What is Clean Eating?
The concept of clean eating is when one consumes “whole” foods, meaning foods that aren’t processed, refined, don’t contain any artificial ingredients, and no added sugars or other additives— basically natural foods such as fruits, vegetables, whole grains, etc.
This is just a generalization, as clean eating can be more specific to each individual. For example, not all food additives are bad, such as fortified cereals and milk with vitamin D added into it.
These are beneficial nutrients that the body needs. The key to clean eating is to make conscious choices about the food you eat in order to provide the most benefits to your body.
Benefits of Clean Eating
Decreased Cancer Risk
Although genetics plays a huge role in future cancer development, lifestyle habits (including diet) can have either a negative or a positive impact on diet. Foods that are high in vitamins A, C, and E are known to contain phytochemicals that act as antioxidants that help fight cancer cells.
Improved Gut Health
Digestive issues are actually pretty common because they include problems such as Celiac disease, Crohn’s disease, irritable bowel syndrome (IBS), and gastroesophageal reflux disease (GERD), which includes heartburn and acid reflux.
In fact, GERD is so common that people take antacids to reduce this inflammation, although the popular antacid Zantac has been linked to certain cancers. Instead of taking these potentially harmful medicines, avoid overly processed foods and instead opt for foods high in fiber and probiotics.
Increased Heart Health
It’s no secret that heart disease is a very common and serious issue among adults. It’s also well-known that processed foods and foods high in saturated and trans fat can raise your blood pressure and clog your arteries, putting more stress on the heart.
Healthy eating prevents these issues before they start, and can also help combat these issues when a person changes their diet.
Whole, natural foods also provide a metabolism boost, which is known to aid in weight loss. In addition to fruits and vegetables, add lean meats and nuts (for protein), and herbs and spices are all great foods to help boost your metabolism.
As we age, we’re more prone to bone thinning diseases, such as osteoporosis. Eating vegetables, legumes, fatty fish, and low-fat dairy products can help combat these diseases by strengthening our bones. We reach our peak bone mass at about age 30, so it’s important to incorporate these foods into your diet as early as possible.
In addition to providing a boost in metabolism, whole foods also contain fewer calories than processed foods, which also results in weight loss. Of course, everyone’s caloric intake is going to be different, so it’s important to consult with your doctor and keep up with the current dietary guidelines.
Examples of Clean Foods

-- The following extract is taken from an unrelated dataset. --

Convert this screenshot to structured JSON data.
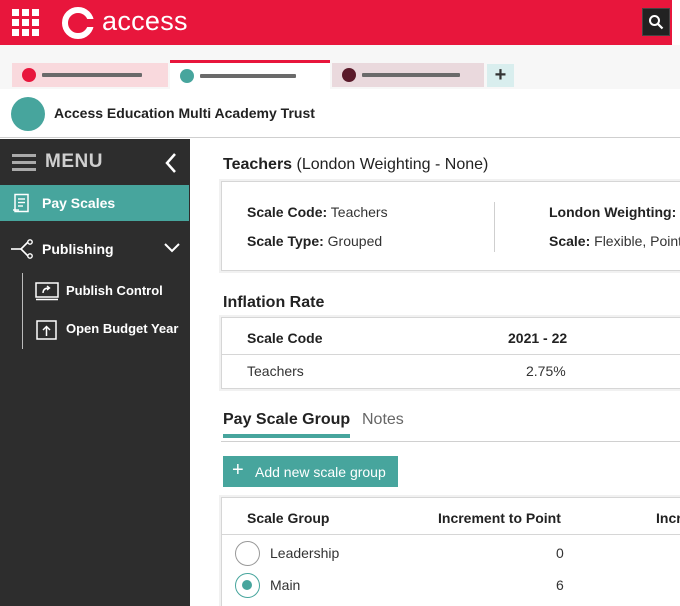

Clean foods provide benefits to the overall function of the body, whereas certain unclean foods impair the body’s functioning. Here are some examples of certain types of foods that provide the benefits listed above.
Foods high in antioxidants are associated with a decreased risk of cancer.
- Dark, leafy greens
- Orange veggies high in beta carotene, such as carrots and pumpkin
High Fiber Foods
Foods high in fiber are associated with a decreased risk of heart disease and weight gain.
- Beans and legumes
- Nuts and seeds
- Fruits and starchy vegetables
- Whole grains
Foods that contain probiotics are associated with a decreased risk of digestive issues. These foods are also known to include calcium, which is excellent for bone health.
Keep in mind that clean eating doesn’t always equal restrictive eating. Yes, certain foods are not considered “clean”, but eliminating too many foods from your diet can do more harm than good.
It’s better to limit the processed, refined, sugary, and artificial foods than to try to eliminate all foods considered “unclean” because essentially, any food can be deemed “unclean”.